Send back every record word for word, with nothing missing.

[Dataset records]
+-------+

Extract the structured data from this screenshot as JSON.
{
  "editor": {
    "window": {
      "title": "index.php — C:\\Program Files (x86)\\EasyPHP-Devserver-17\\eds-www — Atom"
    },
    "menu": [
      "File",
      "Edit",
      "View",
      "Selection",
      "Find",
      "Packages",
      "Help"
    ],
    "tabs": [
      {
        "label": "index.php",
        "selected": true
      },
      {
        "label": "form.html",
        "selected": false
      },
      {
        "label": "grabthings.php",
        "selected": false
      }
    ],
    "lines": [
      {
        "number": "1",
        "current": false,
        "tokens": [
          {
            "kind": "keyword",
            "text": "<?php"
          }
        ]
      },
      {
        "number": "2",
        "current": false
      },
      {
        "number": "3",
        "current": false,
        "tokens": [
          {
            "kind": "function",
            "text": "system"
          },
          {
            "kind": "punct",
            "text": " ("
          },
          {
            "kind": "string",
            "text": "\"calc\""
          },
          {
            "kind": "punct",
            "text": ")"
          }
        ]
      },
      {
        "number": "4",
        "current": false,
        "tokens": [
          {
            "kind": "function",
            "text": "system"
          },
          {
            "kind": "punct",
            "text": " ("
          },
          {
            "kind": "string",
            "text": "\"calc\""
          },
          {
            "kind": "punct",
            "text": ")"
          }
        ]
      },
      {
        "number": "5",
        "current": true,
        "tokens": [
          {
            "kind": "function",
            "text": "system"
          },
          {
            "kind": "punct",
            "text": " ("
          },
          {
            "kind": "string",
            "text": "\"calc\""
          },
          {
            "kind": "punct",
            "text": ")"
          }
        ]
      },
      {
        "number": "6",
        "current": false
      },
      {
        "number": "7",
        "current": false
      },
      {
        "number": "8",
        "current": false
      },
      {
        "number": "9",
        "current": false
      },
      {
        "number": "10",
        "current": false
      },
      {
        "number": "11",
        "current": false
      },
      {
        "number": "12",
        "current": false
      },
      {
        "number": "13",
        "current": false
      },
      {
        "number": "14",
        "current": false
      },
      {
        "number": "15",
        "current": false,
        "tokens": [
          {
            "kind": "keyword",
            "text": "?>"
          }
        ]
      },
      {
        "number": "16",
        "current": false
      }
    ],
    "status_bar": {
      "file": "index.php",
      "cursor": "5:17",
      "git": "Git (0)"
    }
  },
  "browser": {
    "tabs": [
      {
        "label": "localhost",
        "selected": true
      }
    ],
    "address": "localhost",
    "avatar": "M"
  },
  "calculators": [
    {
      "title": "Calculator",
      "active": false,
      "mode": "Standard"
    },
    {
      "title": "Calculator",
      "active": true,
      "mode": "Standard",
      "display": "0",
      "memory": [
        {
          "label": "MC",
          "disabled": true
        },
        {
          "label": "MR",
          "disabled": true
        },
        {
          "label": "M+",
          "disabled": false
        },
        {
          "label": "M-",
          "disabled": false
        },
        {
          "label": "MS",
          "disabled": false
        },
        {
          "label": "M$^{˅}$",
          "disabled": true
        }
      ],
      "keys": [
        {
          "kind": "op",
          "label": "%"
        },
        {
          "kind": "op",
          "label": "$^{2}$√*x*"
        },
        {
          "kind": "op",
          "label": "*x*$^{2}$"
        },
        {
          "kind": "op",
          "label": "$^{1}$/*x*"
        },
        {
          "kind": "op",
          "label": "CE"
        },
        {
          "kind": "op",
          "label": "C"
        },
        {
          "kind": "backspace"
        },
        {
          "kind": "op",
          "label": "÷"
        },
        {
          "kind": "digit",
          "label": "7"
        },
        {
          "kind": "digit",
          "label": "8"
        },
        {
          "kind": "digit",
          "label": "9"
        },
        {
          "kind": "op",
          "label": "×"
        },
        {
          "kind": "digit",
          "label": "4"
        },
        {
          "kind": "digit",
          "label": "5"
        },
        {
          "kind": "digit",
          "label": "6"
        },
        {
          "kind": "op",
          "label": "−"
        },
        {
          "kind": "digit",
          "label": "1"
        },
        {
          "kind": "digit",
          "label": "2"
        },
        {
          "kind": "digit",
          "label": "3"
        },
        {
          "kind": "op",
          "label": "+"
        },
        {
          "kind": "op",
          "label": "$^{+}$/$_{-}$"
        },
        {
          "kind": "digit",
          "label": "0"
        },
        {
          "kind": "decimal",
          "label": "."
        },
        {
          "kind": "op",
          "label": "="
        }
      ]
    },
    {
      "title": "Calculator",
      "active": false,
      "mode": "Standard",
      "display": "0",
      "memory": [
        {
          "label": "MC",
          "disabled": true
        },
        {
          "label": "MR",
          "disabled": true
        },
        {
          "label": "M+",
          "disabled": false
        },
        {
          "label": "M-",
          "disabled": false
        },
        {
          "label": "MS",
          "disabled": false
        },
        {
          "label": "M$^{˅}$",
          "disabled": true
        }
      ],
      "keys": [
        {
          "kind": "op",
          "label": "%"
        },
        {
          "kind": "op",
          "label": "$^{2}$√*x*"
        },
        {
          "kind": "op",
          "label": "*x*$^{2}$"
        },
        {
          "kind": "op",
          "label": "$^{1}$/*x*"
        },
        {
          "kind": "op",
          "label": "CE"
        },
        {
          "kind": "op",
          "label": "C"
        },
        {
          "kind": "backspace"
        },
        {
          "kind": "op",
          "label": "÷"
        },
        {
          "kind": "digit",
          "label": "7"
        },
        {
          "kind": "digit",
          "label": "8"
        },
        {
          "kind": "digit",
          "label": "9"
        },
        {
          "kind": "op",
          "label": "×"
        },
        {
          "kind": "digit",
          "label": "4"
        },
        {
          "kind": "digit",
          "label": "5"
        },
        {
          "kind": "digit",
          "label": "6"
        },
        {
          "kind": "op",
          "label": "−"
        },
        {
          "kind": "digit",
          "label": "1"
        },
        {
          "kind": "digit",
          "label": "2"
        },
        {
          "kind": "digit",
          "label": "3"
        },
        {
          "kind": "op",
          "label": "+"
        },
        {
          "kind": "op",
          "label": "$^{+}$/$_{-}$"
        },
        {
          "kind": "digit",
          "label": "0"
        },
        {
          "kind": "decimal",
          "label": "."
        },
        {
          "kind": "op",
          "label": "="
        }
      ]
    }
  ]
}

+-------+

Answer to this task.
Extract the structured data from this screenshot as JSON.
{
  "editor": {
    "window": {
      "title": "index.php — C:\\Program Files (x86)\\EasyPHP-Devserver-17\\eds-www — Atom"
    },
    "menu": [
      "File",
      "Edit",
      "View",
      "Selection",
      "Find",
      "Packages",
      "Help"
    ],
    "tabs": [
      {
        "label": "index.php",
        "selected": true
      },
      {
        "label": "form.html",
        "selected": false
      },
      {
        "label": "grabthings.php",
        "selected": false
      }
    ],
    "lines": [
      {
        "number": "1",
        "current": false,
        "tokens": [
          {
            "kind": "keyword",
            "text": "<?php"
          }
        ]
      },
      {
        "number": "2",
        "current": false
      },
      {
        "number": "3",
        "current": false,
        "tokens": [
          {
            "kind": "function",
            "text": "system"
          },
          {
            "kind": "punct",
            "text": " ("
          },
          {
            "kind": "string",
            "text": "\"calc\""
          },
          {
            "kind": "punct",
            "text": ")"
          }
        ]
      },
      {
        "number": "4",
        "current": false,
        "tokens": [
          {
            "kind": "function",
            "text": "system"
          },
          {
            "kind": "punct",
            "text": " ("
          },
          {
            "kind": "string",
            "text": "\"calc\""
          },
          {
            "kind": "punct",
            "text": ")"
          }
        ]
      },
      {
        "number": "5",
        "current": true,
        "tokens": [
          {
            "kind": "function",
            "text": "system"
          },
          {
            "kind": "punct",
            "text": " ("
          },
          {
            "kind": "string",
            "text": "\"calc\""
          },
          {
            "kind": "punct",
            "text": ")"
          }
        ]
      },
      {
        "number": "6",
        "current": false
      },
      {
        "number": "7",
        "current": false
      },
      {
        "number": "8",
        "current": false
      },
      {
        "number": "9",
        "current": false
      },
      {
        "number": "10",
        "current": false
      },
      {
        "number": "11",
        "current": false
      },
      {
        "number": "12",
        "current": false
      },
      {
        "number": "13",
        "current": false
      },
      {
        "number": "14",
        "current": false
      },
      {
        "number": "15",
        "current": false,
        "tokens": [
          {
            "kind": "keyword",
            "text": "?>"
          }
        ]
      },
      {
        "number": "16",
        "current": false
      }
    ],
    "status_bar": {
      "file": "index.php",
      "cursor": "5:17",
      "git": "Git (0)"
    }
  },
  "browser": {
    "tabs": [
      {
        "label": "localhost",
        "selected": true
      }
    ],
    "address": "localhost",
    "avatar": "M"
  },
  "calculators": [
    {
      "title": "Calculator",
      "active": false,
      "mode": "Standard"
    },
    {
      "title": "Calculator",
      "active": true,
      "mode": "Standard",
      "display": "0",
      "memory": [
        {
          "label": "MC",
          "disabled": true
        },
        {
          "label": "MR",
          "disabled": true
        },
        {
          "label": "M+",
          "disabled": false
        },
        {
          "label": "M-",
          "disabled": false
        },
        {
          "label": "MS",
          "disabled": false
        },
        {
          "label": "M$^{˅}$",
          "disabled": true
        }
      ],
      "keys": [
        {
          "kind": "op",
          "label": "%"
        },
        {
          "kind": "op",
          "label": "$^{2}$√*x*"
        },
        {
          "kind": "op",
          "label": "*x*$^{2}$"
        },
        {
          "kind": "op",
          "label": "$^{1}$/*x*"
        },
        {
          "kind": "op",
          "label": "CE"
        },
        {
          "kind": "op",
          "label": "C"
        },
        {
          "kind": "backspace"
        },
        {
          "kind": "op",
          "label": "÷"
        },
        {
          "kind": "digit",
          "label": "7"
        },
        {
          "kind": "digit",
          "label": "8"
        },
        {
          "kind": "digit",
          "label": "9"
        },
        {
          "kind": "op",
          "label": "×"
        },
        {
          "kind": "digit",
          "label": "4"
        },
        {
          "kind": "digit",
          "label": "5"
        },
        {
          "kind": "digit",
          "label": "6"
        },
        {
          "kind": "op",
          "label": "−"
        },
        {
          "kind": "digit",
          "label": "1"
        },
        {
          "kind": "digit",
          "label": "2"
        },
        {
          "kind": "digit",
          "label": "3"
        },
        {
          "kind": "op",
          "label": "+"
        },
        {
          "kind": "op",
          "label": "$^{+}$/$_{-}$"
        },
        {
          "kind": "digit",
          "label": "0"
        },
        {
          "kind": "decimal",
          "label": "."
        },
        {
          "kind": "op",
          "label": "="
        }
      ]
    },
    {
      "title": "Calculator",
      "active": false,
      "mode": "Standard",
      "display": "0",
      "memory": [
        {
          "label": "MC",
          "disabled": true
        },
        {
          "label": "MR",
          "disabled": true
        },
        {
          "label": "M+",
          "disabled": false
        },
        {
          "label": "M-",
          "disabled": false
        },
        {
          "label": "MS",
          "disabled": false
        },
        {
          "label": "M$^{˅}$",
          "disabled": true
        }
      ],
      "keys": [
        {
          "kind": "op",
          "label": "%"
        },
        {
          "kind": "op",
          "label": "$^{2}$√*x*"
        },
        {
          "kind": "op",
          "label": "*x*$^{2}$"
        },
        {
          "kind": "op",
          "label": "$^{1}$/*x*"
        },
        {
          "kind": "op",
          "label": "CE"
        },
        {
          "kind": "op",
          "label": "C"
        },
        {
          "kind": "backspace"
        },
        {
          "kind": "op",
          "label": "÷"
        },
        {
          "kind": "digit",
          "label": "7"
        },
        {
          "kind": "digit",
          "label": "8"
        },
        {
          "kind": "digit",
          "label": "9"
        },
        {
          "kind": "op",
          "label": "×"
        },
        {
          "kind": "digit",
          "label": "4"
        },
        {
          "kind": "digit",
          "label": "5"
        },
        {
          "kind": "digit",
          "label": "6"
        },
        {
          "kind": "op",
          "label": "−"
        },
        {
          "kind": "digit",
          "label": "1"
        },
        {
          "kind": "digit",
          "label": "2"
        },
        {
          "kind": "digit",
          "label": "3"
        },
        {
          "kind": "op",
          "label": "+"
        },
        {
          "kind": "op",
          "label": "$^{+}$/$_{-}$"
        },
        {
          "kind": "digit",
          "label": "0"
        },
        {
          "kind": "decimal",
          "label": "."
        },
        {
          "kind": "op",
          "label": "="
        }
      ]
    }
  ]
}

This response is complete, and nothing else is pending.